Sunday, December 12, 2010

In India, businessmen encourage water safety by teaching blind students to swim

From The Bangalore Mirror in India. Vasantha Kumar (second from left) with his students (from left) Sridhar, Anil Kumar, Chandrashekar and Ashok.

The shocked expression on the face of a blind man after he accidentally stepped into a puddle is something that Vasantha Kumar B R could never erase from his memory. So he decided to go right ahead and do something for his blind brothers and sisters. He decided to give swimming lessons to the visually impaired to help them overcome their fear of water.

The business manager with Suvas Heilung Pharmaceuticals and his friends now teach visually challenged degree students swimming every day from 7 am to 8 am at the Basavanagudi swimming pool. This, he says, will not only help them shrug off their irrational fear of water but will also make them more confident and courageous.

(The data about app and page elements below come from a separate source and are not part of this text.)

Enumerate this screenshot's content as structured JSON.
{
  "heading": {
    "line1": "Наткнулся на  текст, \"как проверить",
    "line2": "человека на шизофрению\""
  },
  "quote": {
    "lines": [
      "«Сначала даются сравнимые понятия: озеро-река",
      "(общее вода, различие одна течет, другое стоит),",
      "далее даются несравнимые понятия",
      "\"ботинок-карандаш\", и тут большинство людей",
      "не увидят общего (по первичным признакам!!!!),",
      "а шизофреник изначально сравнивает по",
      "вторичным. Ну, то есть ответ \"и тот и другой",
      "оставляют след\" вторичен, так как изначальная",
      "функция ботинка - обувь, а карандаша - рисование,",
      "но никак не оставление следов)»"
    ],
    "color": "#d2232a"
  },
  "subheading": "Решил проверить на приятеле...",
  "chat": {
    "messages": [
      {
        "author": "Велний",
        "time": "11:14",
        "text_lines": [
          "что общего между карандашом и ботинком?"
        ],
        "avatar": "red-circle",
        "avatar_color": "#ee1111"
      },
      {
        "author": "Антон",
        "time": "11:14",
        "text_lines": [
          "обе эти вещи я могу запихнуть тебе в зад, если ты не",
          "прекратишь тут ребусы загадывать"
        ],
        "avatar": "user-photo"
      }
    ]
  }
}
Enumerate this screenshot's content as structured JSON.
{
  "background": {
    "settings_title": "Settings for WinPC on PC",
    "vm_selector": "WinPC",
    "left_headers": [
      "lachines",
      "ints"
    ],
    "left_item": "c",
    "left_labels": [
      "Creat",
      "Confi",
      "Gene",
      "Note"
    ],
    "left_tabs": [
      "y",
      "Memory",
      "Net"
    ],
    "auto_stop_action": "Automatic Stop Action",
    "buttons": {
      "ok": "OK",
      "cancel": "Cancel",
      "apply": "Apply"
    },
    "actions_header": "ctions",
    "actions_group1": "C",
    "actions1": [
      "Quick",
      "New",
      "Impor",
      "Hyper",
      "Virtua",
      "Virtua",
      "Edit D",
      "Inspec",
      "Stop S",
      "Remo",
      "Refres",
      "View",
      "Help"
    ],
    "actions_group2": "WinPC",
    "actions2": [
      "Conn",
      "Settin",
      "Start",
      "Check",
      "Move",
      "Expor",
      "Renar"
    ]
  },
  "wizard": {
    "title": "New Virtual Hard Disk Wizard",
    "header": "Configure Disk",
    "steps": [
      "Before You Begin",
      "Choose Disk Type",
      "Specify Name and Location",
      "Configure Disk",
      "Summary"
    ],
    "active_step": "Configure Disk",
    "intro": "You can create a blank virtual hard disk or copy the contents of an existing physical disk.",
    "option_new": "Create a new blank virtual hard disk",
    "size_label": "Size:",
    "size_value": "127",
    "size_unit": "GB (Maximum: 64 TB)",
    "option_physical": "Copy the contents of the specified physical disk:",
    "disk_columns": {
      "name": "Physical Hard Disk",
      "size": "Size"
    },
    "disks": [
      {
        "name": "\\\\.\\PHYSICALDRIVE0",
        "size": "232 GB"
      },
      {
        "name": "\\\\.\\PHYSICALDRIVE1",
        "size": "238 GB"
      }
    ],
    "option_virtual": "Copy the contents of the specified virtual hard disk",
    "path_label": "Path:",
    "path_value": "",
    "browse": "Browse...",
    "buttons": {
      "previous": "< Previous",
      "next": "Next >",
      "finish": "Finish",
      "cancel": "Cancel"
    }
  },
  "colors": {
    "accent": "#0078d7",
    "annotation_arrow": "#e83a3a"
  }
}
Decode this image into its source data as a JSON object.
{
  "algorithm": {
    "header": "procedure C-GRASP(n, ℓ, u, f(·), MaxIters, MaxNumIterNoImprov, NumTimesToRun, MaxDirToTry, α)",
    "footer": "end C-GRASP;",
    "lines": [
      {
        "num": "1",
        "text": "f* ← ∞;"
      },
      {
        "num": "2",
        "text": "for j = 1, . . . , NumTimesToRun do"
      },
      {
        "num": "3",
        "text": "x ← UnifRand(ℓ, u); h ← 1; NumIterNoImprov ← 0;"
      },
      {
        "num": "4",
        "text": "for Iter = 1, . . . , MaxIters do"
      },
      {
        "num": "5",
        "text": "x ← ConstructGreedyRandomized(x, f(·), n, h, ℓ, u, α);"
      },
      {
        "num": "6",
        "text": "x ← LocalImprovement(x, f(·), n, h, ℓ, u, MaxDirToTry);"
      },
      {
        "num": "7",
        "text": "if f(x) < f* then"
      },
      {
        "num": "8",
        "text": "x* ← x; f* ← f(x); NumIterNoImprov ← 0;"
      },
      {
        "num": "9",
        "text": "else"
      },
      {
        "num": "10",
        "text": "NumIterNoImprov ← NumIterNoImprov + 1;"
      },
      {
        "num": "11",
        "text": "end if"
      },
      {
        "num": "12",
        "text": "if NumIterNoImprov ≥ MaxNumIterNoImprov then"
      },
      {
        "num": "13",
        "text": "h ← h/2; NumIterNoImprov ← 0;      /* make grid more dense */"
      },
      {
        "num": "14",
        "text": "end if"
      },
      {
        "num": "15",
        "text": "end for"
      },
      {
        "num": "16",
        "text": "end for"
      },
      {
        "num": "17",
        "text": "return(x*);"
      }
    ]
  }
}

“I was at South End Circle one rainy day, when I saw a blind man accidentally step into a puddle and look absolutely shocked. That’s when I felt that maybe the visually challenged do suffer from water phobia,” said Kumar.

Kumar, who has been swimming since the past three years, then got in touch with an NGO at J P Nagar who in turn provided him with four visually challenged degree students. But why didn’t he start with school children? “I was apprehensive for the safety of visually impaired children, so I thought I would start with degree students. Earlier, the students were slightly scared to swim in even six to 10 feet of water, but now, they can easily swim in 50 feet of water,” said the father of twin daughters.

Soon, Kumar and 15 of his swimming colleagues started teaching four degree level blind students how to swim. But it wasn’t all smooth sailing for the 38-year-old initially. “At first, it was challenging as this was the first time they were doing something like this and I could see the anxiety on their faces. But for them, their ears are their eyes and they learnt from listening. So if they had to go in one particular direction, they would follow their instructor’s voice and move accordingly,” he added.

The number of students has increased to nine, with five more registering with them. “We will start another batch from next week,” he said. The group makes sure that their students are not put to any inconvenience. “They come everyday barring Wednesdays. Usually, swimmers have to pay Rs 16 but we don’t let the students pay. We foot the bill,” he added.

Kumar, who hails from Sakleshpur in Hassan district, also points out that swimming has advantages for the blind. “Swimming helps a person to become more confident and courageous. It’s more than an exercise as it teaches people to overcome hurdles.”

Kumar, who teaches techniques like freestyle and backstrokes has only one request. “There are so many swimming pools in Bangalore and so many swimming coaches. If they come together to teach even a small percentage of the visually impaired how to swim, what a difference it would make.”